The awards ceremony took place at Kering Headquaters in London on December 2, where students were joined by Renee Tirado, Global head of Diversity, Equity and Inclusion at Gucci, Benjamino Marini, Director of Communications at Gucci, Rossella Ravagli, Head of Sustainability at Gucci, Eva von Alvenslebe, Head of Sustainability Strategy at Kering Group and Dilys Williams from Centre for Sustainable Fashion.

From left to right: Dilys Williams, Eva von Alvensleben, Rossella Ravagli, Renee Tirado and  Benjamino Marini

I’d be really interested from a diversity perspective what opportunities you see for the future as a brand like Gucci?

Renee Tirado – I think the biggest opportunities are that we have such an appetite for it and we are foundationally so set. The fact that we hold strong diversity as an organisation that’s already existing, I don’t think anything is not possible at this point now with Gucci. I think it’s a matter of scaling it and doing it thoughtfully because Gucci is a really big brand but actually as an organisation were not a huge company. How do we do it in a way that is impactful that isn’t necessarily leaving anybody behind but still serves at the bottom line? So with respect to diversity, quality and inclusion what I want to say that Gucci has always been at the forefront of this. If you look in the last 5 years, especially with Alessandro’s message around self-expression, what he’s done with the merging of the lines, gender fluidity, I think we have always been ahead of it in a lot of ways.

In terms of communications, how do Gucci use social media to play into a sustainability narrative, or change the way that consumers think about sustainability?

Beniamino Marini – I think by really focusing on the messages that the company want to convey. It’s very difficult to battle this topic on social media because whatever you do, you’re exposed to criticism. I can decide tomorrow that I want to declare in becoming plastic free but then there is always plastic somewhere hidden in the building. So I think it’s really important to acknowledge that in every message you put out there, there are limits to what one can do, even on a personal level. I’m sure you all experience these dilemmas every day so I think as a brand it’s important to make people relate to these dilemmas in their everyday lives, meaning we cannot be perfect from tomorrow.

It’s a slow process and we need to make our followers understand that the company is made of people that face the same dilemmas as you.

Eva von Alvensleben - The most difficult thing about tackling the entire prospect of sustainability within fashion is that there is no copy and paste button here. Nobody has ever done this before so there is no structure, no certificates and no do’s and dont’s. We’re starting from the beginning to try and work out where we are. With Kering we have a network of around 100 people all dedicated to working on sustainability across all fields and that’s something we’re trying to share by asking people ‘What are you doing? What’s working? What doesn’t work?’
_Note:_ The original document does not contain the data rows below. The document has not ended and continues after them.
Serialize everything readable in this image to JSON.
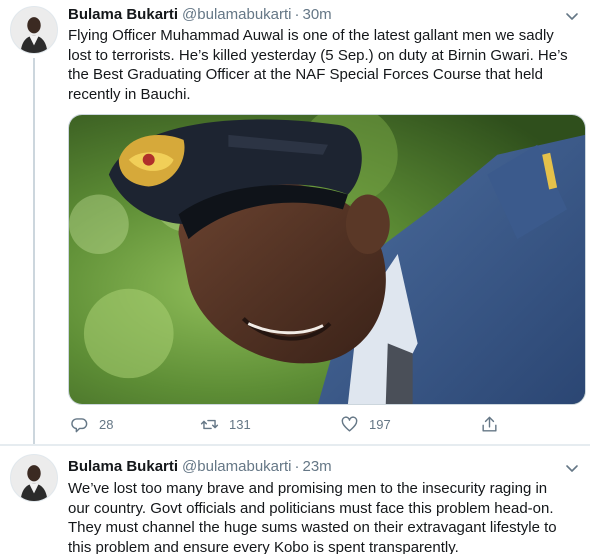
{
  "tweets": [
    {
      "author_name": "Bulama Bukarti",
      "handle": "@bulamabukarti",
      "separator": "·",
      "time": "30m",
      "text": "Flying Officer Muhammad Auwal is one of the latest gallant men we sadly lost to terrorists. He’s killed yesterday (5 Sep.) on duty at Birnin Gwari. He’s the Best Graduating Officer at the NAF Special Forces Course that held recently in Bauchi.",
      "actions": {
        "reply_count": "28",
        "retweet_count": "131",
        "like_count": "197"
      }
    },
    {
      "author_name": "Bulama Bukarti",
      "handle": "@bulamabukarti",
      "separator": "·",
      "time": "23m",
      "text": "We’ve lost too many brave and promising men to the insecurity raging in our country. Govt officials and politicians must face this problem head-on. They must channel the huge sums wasted on their extravagant lifestyle to this problem and ensure every Kobo is spent transparently."
    }
  ],
  "icons": {
    "reply": "reply-icon",
    "retweet": "retweet-icon",
    "like": "heart-icon",
    "share": "share-icon",
    "menu": "chevron-down-icon"
  },
  "colors": {
    "text_primary": "#14171a",
    "text_secondary": "#657786",
    "divider": "#e6ecf0"
  }
}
We have to work together on this. As Dilys explained, it is such a challenge that even if everybody wants to act and has the same vision, there is no clear and obvious way sometimes.

Dilys Williams – As we were walking along the road just now, we saw people protesting and talking about how the climate is killing children. We really are starting to see a huge shift in understanding what we’re doing as human beings. This way of businesses and citizens coming together, we shouldn’t be labelled as consumers, and instead we should be labelled as contributors.

Together with Kering, we really are trying to ensure that we have the voices and the contributions from people from lots of geographical and cultural perspectives to help us to move forward.